**What you will do**.
Pick every line out of the entries below that holds the string "legend", and report them.

**Source records**.

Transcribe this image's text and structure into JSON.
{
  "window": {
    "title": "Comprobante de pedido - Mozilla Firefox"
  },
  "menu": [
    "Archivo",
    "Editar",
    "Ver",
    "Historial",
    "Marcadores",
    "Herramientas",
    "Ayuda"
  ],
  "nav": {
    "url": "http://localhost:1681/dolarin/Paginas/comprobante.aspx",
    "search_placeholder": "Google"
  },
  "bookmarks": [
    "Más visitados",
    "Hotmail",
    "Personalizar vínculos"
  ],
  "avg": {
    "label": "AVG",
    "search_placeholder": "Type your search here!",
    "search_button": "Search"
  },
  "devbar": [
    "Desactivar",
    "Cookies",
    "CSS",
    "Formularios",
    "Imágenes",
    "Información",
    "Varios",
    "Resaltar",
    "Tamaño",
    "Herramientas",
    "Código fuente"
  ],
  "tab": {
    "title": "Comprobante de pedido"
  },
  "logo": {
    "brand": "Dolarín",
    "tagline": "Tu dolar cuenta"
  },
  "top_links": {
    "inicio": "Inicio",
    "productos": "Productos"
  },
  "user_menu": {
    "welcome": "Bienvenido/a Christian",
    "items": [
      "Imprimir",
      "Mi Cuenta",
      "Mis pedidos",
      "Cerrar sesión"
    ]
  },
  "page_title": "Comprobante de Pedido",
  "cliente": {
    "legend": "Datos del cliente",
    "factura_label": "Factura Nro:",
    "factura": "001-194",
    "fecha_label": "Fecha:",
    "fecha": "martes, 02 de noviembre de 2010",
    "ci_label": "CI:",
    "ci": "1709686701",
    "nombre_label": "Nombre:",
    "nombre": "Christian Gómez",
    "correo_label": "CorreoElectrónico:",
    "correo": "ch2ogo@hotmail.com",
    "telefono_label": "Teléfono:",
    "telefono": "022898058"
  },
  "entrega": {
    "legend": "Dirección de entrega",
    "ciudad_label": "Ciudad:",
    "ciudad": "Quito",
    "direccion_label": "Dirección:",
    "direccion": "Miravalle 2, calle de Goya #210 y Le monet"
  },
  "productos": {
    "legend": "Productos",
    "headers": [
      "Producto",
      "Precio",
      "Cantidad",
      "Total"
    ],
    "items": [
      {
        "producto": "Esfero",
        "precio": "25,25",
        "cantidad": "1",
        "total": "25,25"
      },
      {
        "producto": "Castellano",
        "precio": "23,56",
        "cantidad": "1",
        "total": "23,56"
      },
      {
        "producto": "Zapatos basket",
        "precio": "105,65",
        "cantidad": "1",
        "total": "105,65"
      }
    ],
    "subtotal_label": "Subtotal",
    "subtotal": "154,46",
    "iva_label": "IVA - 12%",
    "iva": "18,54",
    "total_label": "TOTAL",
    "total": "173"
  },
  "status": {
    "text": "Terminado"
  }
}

**Completed exercise**.
    "legend": "Datos del cliente",
    "legend": "Dirección de entrega",
    "legend": "Productos",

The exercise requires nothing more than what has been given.